#### Dataset content

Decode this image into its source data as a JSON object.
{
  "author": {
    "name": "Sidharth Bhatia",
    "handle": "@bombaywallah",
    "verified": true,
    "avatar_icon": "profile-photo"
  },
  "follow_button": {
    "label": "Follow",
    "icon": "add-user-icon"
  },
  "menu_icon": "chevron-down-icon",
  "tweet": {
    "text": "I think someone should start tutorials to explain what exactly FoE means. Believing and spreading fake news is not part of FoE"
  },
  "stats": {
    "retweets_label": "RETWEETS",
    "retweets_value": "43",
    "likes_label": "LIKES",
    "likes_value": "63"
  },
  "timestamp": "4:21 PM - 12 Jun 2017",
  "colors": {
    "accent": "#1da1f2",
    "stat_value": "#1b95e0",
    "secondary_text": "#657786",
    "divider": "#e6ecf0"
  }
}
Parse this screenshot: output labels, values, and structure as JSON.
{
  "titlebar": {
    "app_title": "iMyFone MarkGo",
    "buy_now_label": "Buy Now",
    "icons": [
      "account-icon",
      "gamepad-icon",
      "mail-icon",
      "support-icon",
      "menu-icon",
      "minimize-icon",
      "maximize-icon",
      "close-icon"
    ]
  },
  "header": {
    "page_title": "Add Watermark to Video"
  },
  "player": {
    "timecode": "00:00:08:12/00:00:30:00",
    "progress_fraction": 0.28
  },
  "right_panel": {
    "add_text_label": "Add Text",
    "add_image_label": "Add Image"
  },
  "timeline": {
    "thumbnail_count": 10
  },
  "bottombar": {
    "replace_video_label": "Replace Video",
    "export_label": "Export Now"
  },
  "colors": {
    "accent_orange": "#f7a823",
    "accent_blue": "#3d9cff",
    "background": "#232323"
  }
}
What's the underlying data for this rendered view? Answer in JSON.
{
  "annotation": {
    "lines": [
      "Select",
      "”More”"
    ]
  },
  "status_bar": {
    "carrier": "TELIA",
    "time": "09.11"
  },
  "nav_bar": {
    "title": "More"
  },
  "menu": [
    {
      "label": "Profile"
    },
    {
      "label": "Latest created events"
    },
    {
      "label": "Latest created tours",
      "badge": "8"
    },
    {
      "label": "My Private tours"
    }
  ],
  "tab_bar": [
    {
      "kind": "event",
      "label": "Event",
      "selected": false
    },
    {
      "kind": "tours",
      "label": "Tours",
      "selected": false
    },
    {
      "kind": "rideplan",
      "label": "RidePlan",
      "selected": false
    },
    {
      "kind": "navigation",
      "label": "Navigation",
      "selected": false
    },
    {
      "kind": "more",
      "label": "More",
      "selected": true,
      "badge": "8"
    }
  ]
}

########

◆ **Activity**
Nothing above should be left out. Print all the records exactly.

◆ **Answer to this task**
Decode this image into its source data as a JSON object.
{
  "author": {
    "name": "Sidharth Bhatia",
    "handle": "@bombaywallah",
    "verified": true,
    "avatar_icon": "profile-photo"
  },
  "follow_button": {
    "label": "Follow",
    "icon": "add-user-icon"
  },
  "menu_icon": "chevron-down-icon",
  "tweet": {
    "text": "I think someone should start tutorials to explain what exactly FoE means. Believing and spreading fake news is not part of FoE"
  },
  "stats": {
    "retweets_label": "RETWEETS",
    "retweets_value": "43",
    "likes_label": "LIKES",
    "likes_value": "63"
  },
  "timestamp": "4:21 PM - 12 Jun 2017",
  "colors": {
    "accent": "#1da1f2",
    "stat_value": "#1b95e0",
    "secondary_text": "#657786",
    "divider": "#e6ecf0"
  }
}
Parse this screenshot: output labels, values, and structure as JSON.
{
  "titlebar": {
    "app_title": "iMyFone MarkGo",
    "buy_now_label": "Buy Now",
    "icons": [
      "account-icon",
      "gamepad-icon",
      "mail-icon",
      "support-icon",
      "menu-icon",
      "minimize-icon",
      "maximize-icon",
      "close-icon"
    ]
  },
  "header": {
    "page_title": "Add Watermark to Video"
  },
  "player": {
    "timecode": "00:00:08:12/00:00:30:00",
    "progress_fraction": 0.28
  },
  "right_panel": {
    "add_text_label": "Add Text",
    "add_image_label": "Add Image"
  },
  "timeline": {
    "thumbnail_count": 10
  },
  "bottombar": {
    "replace_video_label": "Replace Video",
    "export_label": "Export Now"
  },
  "colors": {
    "accent_orange": "#f7a823",
    "accent_blue": "#3d9cff",
    "background": "#232323"
  }
}
What's the underlying data for this rendered view? Answer in JSON.
{
  "annotation": {
    "lines": [
      "Select",
      "”More”"
    ]
  },
  "status_bar": {
    "carrier": "TELIA",
    "time": "09.11"
  },
  "nav_bar": {
    "title": "More"
  },
  "menu": [
    {
      "label": "Profile"
    },
    {
      "label": "Latest created events"
    },
    {
      "label": "Latest created tours",
      "badge": "8"
    },
    {
      "label": "My Private tours"
    }
  ],
  "tab_bar": [
    {
      "kind": "event",
      "label": "Event",
      "selected": false
    },
    {
      "kind": "tours",
      "label": "Tours",
      "selected": false
    },
    {
      "kind": "rideplan",
      "label": "RidePlan",
      "selected": false
    },
    {
      "kind": "navigation",
      "label": "Navigation",
      "selected": false
    },
    {
      "kind": "more",
      "label": "More",
      "selected": true,
      "badge": "8"
    }
  ]
}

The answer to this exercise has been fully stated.